* What is needed
Please go line by line through the material and copy each one containing the word "JSON".

* Source data
..........

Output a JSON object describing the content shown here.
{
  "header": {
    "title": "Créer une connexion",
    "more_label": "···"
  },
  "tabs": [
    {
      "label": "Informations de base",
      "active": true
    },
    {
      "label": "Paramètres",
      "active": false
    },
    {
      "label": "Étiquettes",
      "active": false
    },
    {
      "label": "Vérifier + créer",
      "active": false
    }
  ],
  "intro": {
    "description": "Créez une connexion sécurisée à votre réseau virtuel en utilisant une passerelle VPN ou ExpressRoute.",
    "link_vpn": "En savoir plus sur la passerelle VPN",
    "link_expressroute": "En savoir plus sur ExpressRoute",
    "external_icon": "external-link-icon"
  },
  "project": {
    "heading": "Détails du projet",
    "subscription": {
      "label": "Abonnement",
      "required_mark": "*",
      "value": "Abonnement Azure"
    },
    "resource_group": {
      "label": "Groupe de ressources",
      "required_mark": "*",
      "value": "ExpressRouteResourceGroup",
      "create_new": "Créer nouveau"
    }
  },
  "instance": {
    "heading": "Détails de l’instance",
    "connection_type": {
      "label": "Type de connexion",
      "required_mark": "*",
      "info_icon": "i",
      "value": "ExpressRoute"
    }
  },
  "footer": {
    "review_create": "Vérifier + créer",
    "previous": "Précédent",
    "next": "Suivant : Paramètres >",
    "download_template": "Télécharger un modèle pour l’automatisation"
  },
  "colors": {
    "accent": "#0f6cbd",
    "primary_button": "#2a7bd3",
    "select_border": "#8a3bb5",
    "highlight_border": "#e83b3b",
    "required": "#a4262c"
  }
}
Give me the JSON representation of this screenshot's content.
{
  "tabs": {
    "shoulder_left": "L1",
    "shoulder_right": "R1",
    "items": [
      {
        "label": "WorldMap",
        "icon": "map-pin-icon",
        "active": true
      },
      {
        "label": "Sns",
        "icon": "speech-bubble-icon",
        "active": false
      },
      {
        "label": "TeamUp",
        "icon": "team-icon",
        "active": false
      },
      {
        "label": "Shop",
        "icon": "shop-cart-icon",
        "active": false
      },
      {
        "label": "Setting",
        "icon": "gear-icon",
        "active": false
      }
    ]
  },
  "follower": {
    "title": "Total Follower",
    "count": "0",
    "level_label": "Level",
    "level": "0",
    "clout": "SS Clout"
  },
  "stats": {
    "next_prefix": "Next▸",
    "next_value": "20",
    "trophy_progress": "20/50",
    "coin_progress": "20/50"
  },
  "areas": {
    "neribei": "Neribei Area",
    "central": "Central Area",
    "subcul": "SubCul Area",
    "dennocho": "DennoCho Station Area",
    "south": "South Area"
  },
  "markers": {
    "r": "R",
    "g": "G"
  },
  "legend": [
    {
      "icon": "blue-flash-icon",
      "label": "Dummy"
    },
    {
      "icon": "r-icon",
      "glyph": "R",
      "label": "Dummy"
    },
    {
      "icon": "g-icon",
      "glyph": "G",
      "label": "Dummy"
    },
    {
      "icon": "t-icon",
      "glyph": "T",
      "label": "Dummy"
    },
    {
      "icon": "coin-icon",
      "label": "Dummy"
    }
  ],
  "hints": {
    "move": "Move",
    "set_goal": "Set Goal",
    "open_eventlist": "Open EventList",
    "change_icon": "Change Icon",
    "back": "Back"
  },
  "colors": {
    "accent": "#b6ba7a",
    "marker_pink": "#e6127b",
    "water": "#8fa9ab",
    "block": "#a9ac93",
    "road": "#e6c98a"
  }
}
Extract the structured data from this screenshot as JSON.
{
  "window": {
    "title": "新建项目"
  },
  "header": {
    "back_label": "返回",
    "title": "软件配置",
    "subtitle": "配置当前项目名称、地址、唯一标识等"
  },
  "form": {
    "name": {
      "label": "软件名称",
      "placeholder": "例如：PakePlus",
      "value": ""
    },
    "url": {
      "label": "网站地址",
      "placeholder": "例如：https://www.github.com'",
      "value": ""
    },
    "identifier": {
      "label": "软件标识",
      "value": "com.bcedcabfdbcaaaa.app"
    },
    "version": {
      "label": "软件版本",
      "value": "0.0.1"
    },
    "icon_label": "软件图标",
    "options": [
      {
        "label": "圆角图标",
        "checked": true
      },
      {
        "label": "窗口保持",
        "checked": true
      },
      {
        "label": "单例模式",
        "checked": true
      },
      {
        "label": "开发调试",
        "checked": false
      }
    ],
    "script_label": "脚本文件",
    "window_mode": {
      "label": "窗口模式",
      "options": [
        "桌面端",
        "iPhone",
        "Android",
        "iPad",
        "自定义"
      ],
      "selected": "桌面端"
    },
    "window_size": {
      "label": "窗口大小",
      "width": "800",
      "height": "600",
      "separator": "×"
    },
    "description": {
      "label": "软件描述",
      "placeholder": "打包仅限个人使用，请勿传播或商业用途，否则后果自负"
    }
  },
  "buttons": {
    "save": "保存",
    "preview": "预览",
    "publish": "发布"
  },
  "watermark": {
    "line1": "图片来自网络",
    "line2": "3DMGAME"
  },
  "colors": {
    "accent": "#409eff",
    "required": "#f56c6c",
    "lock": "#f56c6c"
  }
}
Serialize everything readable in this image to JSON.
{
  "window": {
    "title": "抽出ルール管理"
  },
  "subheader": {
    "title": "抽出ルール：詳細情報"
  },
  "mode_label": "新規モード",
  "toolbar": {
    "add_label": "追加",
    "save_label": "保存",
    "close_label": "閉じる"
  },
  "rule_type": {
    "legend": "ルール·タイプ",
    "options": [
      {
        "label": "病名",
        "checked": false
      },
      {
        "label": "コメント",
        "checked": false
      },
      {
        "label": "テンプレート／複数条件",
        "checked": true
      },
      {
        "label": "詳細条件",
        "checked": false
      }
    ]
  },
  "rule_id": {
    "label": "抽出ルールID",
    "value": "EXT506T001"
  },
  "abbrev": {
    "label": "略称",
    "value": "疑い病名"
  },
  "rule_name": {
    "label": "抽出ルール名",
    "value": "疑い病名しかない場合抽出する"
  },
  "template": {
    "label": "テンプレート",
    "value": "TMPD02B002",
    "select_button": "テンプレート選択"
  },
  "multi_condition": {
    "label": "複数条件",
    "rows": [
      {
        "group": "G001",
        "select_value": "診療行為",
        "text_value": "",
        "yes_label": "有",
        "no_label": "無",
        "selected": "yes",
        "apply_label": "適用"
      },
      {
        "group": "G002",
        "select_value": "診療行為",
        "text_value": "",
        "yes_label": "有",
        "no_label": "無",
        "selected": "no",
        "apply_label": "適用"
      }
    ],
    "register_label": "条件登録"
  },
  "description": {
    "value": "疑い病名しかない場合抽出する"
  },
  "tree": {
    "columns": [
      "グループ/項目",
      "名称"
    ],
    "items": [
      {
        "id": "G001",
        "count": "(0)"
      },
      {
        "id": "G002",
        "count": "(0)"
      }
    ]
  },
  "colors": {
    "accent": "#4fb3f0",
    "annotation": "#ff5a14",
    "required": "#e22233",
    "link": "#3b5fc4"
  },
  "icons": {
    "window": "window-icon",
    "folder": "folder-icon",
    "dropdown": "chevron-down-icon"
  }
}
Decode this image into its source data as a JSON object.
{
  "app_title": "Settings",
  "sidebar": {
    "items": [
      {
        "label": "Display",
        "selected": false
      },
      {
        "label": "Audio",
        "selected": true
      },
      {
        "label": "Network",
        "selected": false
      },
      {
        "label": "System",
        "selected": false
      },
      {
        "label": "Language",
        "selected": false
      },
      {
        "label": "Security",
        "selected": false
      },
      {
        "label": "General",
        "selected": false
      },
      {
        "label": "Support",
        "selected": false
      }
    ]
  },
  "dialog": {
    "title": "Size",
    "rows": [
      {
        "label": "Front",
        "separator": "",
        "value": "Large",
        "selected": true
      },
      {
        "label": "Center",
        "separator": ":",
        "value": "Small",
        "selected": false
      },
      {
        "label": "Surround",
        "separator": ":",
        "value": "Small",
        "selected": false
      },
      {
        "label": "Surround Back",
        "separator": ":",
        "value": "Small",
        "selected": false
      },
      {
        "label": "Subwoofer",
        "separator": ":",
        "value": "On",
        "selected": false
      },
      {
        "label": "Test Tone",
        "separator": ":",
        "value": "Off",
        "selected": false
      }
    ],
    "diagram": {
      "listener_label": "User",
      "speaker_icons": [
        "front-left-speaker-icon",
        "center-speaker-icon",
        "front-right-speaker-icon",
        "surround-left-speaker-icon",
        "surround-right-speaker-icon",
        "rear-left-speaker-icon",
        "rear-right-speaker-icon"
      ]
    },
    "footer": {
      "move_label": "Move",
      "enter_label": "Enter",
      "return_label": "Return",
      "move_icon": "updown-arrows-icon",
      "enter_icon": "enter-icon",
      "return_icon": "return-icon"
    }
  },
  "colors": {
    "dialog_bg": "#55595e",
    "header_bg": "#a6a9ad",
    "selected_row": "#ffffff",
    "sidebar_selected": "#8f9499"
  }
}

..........

* Expected answer
Output a JSON object describing the content shown here.
Give me the JSON representation of this screenshot's content.
Extract the structured data from this screenshot as JSON.
Serialize everything readable in this image to JSON.
Decode this image into its source data as a JSON object.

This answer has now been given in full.